**Work item:**
Where the records below show the word "with" in a line, please copy that line.

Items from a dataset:
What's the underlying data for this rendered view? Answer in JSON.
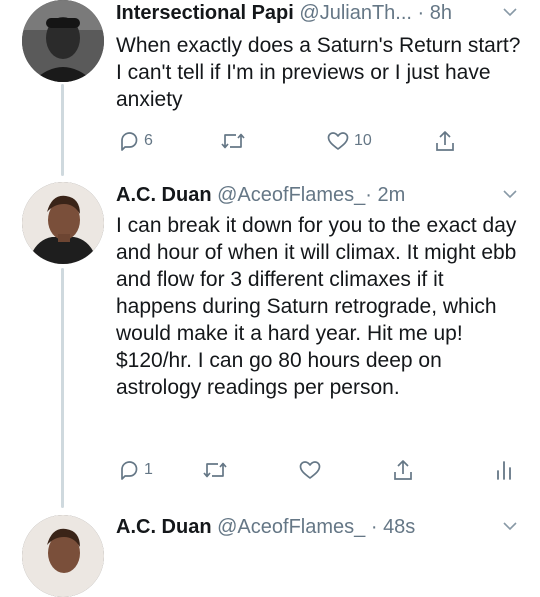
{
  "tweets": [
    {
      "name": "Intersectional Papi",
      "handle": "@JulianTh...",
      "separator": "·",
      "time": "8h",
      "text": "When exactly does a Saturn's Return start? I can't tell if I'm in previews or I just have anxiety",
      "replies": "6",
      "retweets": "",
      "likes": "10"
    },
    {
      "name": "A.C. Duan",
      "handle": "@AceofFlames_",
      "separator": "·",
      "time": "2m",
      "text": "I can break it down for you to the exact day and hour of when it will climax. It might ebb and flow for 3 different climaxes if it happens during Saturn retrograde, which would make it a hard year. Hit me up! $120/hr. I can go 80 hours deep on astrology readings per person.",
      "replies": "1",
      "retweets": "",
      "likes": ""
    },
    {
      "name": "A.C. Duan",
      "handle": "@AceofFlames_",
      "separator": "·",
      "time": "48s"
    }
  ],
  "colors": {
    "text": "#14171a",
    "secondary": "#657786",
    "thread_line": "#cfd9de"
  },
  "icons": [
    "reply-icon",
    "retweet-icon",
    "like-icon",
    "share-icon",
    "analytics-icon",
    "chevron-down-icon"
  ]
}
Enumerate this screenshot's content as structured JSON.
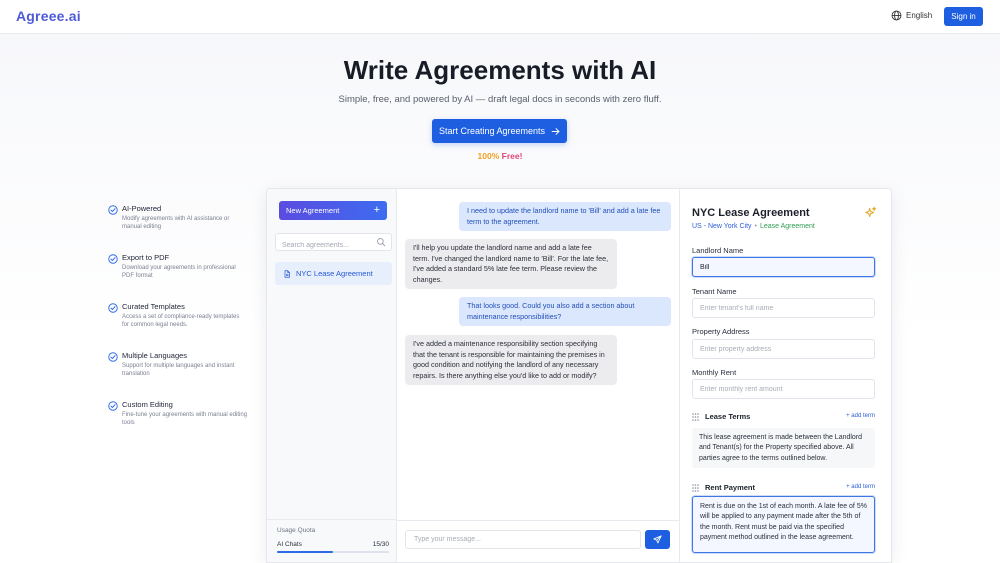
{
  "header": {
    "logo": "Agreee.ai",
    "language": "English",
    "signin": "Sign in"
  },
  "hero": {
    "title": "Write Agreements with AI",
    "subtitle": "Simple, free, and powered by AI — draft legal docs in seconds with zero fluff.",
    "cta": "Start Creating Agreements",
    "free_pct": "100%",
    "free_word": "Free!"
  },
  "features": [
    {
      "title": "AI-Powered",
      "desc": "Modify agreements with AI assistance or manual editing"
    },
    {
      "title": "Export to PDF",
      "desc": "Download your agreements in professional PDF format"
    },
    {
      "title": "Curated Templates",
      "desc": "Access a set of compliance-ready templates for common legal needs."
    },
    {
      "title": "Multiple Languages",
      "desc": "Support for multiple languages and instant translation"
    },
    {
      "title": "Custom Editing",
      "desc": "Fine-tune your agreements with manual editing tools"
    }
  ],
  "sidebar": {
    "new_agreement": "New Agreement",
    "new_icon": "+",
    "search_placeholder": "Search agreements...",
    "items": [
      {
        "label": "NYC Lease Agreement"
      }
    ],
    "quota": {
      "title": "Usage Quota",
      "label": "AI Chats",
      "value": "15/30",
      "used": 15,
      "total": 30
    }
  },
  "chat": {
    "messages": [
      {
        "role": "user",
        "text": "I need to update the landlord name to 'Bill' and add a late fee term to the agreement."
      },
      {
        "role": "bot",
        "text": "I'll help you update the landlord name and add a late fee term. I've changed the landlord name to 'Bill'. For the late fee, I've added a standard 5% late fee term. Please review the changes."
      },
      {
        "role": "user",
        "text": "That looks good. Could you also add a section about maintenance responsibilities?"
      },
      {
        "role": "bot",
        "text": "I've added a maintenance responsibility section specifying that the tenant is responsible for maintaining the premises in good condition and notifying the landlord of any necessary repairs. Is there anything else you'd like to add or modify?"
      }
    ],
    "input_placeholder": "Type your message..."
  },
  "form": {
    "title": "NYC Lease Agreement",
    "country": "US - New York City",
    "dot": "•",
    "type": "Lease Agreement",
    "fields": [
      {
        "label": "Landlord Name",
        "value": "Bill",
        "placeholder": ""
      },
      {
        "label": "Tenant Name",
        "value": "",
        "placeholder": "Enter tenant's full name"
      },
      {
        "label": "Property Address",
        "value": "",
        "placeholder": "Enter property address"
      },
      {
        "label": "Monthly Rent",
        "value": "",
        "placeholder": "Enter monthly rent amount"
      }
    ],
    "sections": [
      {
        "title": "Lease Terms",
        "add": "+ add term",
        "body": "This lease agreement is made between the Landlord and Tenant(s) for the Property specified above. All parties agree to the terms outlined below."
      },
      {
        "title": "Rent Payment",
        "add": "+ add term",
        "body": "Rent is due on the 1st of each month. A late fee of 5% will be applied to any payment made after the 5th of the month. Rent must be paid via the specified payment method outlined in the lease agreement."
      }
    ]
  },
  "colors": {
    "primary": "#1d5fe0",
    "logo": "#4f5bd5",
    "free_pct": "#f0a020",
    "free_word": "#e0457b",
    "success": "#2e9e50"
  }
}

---

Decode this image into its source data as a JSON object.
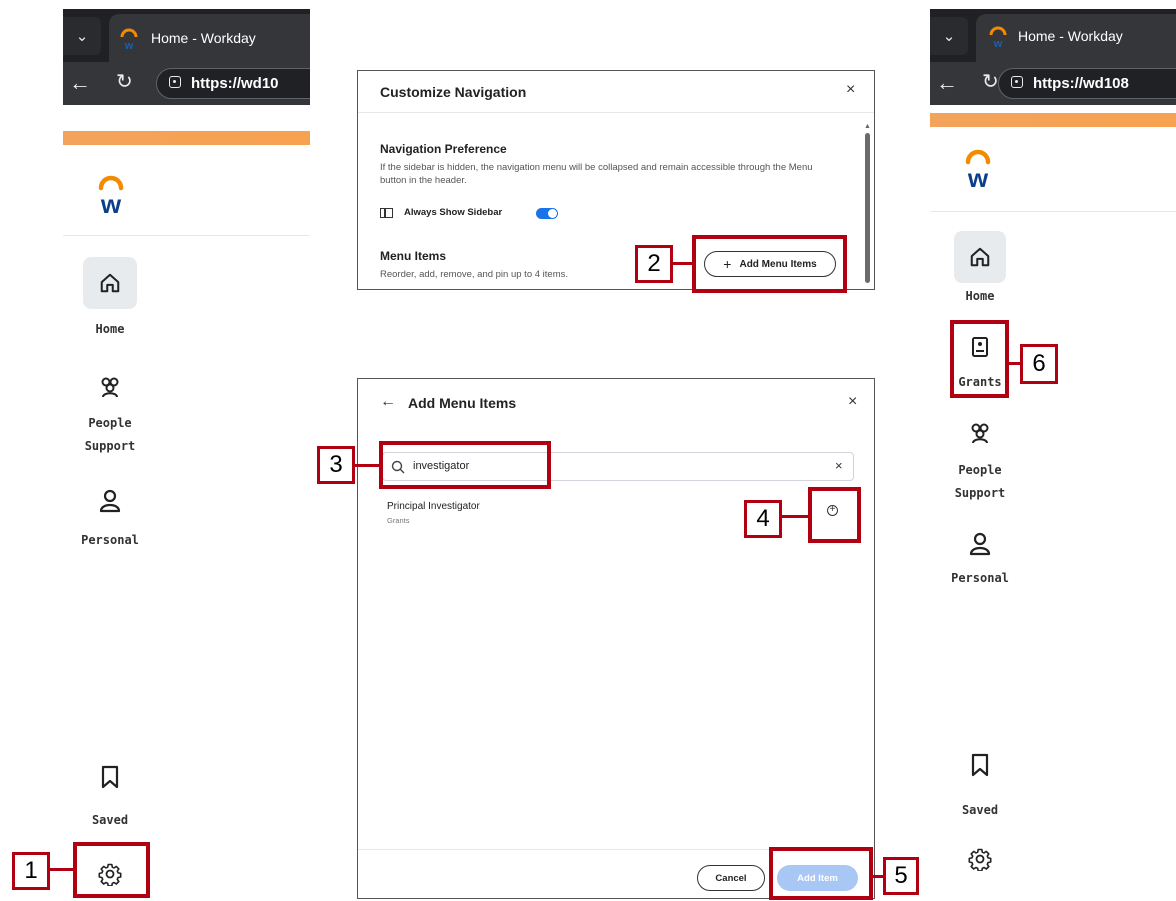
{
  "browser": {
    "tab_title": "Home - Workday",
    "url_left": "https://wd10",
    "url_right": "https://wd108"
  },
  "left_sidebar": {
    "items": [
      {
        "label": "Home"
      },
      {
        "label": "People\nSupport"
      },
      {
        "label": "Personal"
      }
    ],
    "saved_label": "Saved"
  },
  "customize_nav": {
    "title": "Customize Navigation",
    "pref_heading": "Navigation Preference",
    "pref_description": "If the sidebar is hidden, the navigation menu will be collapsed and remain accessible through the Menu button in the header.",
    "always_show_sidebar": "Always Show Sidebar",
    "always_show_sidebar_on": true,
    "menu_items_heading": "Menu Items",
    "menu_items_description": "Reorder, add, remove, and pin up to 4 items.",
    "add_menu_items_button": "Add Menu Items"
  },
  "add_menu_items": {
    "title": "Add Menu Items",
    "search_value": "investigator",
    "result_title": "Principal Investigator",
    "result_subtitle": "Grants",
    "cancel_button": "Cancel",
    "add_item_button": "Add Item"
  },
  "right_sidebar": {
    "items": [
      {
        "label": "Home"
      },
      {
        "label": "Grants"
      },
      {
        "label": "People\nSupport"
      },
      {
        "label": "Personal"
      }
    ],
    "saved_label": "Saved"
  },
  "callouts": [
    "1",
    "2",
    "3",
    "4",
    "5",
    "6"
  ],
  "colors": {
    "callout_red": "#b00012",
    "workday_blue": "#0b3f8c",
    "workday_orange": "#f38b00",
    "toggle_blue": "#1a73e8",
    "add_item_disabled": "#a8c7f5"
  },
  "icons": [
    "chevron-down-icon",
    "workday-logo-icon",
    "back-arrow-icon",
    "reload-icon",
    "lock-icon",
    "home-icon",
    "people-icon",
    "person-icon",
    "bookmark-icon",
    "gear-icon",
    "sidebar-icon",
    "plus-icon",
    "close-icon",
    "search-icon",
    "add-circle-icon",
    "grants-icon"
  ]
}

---

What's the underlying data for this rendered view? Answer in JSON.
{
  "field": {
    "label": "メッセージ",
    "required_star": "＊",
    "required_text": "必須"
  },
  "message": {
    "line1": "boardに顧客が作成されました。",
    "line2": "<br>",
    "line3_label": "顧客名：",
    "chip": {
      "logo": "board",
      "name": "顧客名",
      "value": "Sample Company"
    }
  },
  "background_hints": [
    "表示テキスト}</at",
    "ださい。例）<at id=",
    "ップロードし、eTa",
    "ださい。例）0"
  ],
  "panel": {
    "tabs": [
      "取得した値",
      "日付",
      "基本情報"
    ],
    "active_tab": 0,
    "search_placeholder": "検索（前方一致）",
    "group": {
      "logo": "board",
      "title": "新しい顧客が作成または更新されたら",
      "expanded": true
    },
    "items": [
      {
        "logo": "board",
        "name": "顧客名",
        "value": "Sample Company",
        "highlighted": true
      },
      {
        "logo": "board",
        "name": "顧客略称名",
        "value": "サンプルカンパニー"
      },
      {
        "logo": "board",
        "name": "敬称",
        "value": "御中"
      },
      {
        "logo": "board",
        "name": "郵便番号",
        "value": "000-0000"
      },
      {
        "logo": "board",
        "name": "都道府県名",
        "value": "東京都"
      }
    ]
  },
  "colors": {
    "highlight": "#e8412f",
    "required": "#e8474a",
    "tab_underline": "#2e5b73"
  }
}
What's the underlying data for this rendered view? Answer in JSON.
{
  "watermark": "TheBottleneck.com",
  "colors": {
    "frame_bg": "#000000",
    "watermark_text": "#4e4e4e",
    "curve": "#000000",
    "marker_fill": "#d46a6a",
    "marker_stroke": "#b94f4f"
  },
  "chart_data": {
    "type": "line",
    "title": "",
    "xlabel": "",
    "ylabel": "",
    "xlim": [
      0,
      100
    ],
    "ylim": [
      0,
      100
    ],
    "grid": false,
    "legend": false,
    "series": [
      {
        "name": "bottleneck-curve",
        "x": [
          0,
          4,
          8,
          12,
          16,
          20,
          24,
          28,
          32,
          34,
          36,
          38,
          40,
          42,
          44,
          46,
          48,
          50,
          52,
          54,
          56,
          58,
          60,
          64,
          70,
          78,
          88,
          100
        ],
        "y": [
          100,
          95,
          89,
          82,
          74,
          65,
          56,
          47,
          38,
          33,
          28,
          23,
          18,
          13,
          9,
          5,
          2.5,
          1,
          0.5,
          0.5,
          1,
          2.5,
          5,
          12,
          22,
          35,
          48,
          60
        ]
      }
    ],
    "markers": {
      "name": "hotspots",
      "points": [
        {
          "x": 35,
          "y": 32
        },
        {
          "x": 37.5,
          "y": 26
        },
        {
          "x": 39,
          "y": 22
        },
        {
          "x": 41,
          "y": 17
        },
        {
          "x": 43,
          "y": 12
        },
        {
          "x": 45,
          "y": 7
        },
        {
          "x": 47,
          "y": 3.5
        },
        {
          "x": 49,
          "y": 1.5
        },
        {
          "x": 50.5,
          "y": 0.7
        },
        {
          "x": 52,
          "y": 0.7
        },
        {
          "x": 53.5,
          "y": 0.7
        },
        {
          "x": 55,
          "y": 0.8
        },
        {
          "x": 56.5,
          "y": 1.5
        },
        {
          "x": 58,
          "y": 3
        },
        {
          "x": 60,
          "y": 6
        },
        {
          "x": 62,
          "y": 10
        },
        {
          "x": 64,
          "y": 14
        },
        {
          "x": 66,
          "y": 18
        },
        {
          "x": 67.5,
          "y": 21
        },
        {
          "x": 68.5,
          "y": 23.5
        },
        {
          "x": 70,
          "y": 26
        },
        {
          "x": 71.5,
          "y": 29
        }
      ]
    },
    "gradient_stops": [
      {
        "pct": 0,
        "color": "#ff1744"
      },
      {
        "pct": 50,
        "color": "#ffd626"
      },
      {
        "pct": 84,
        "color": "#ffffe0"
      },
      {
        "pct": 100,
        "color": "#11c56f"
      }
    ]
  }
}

**Exercise output:**
    "title": "Write Agreements with AI",
    "subtitle": "Simple, free, and powered by AI — draft legal docs in seconds with zero fluff.",
      "desc": "Modify agreements with AI assistance or manual editing"
      "desc": "Fine-tune your agreements with manual editing tools"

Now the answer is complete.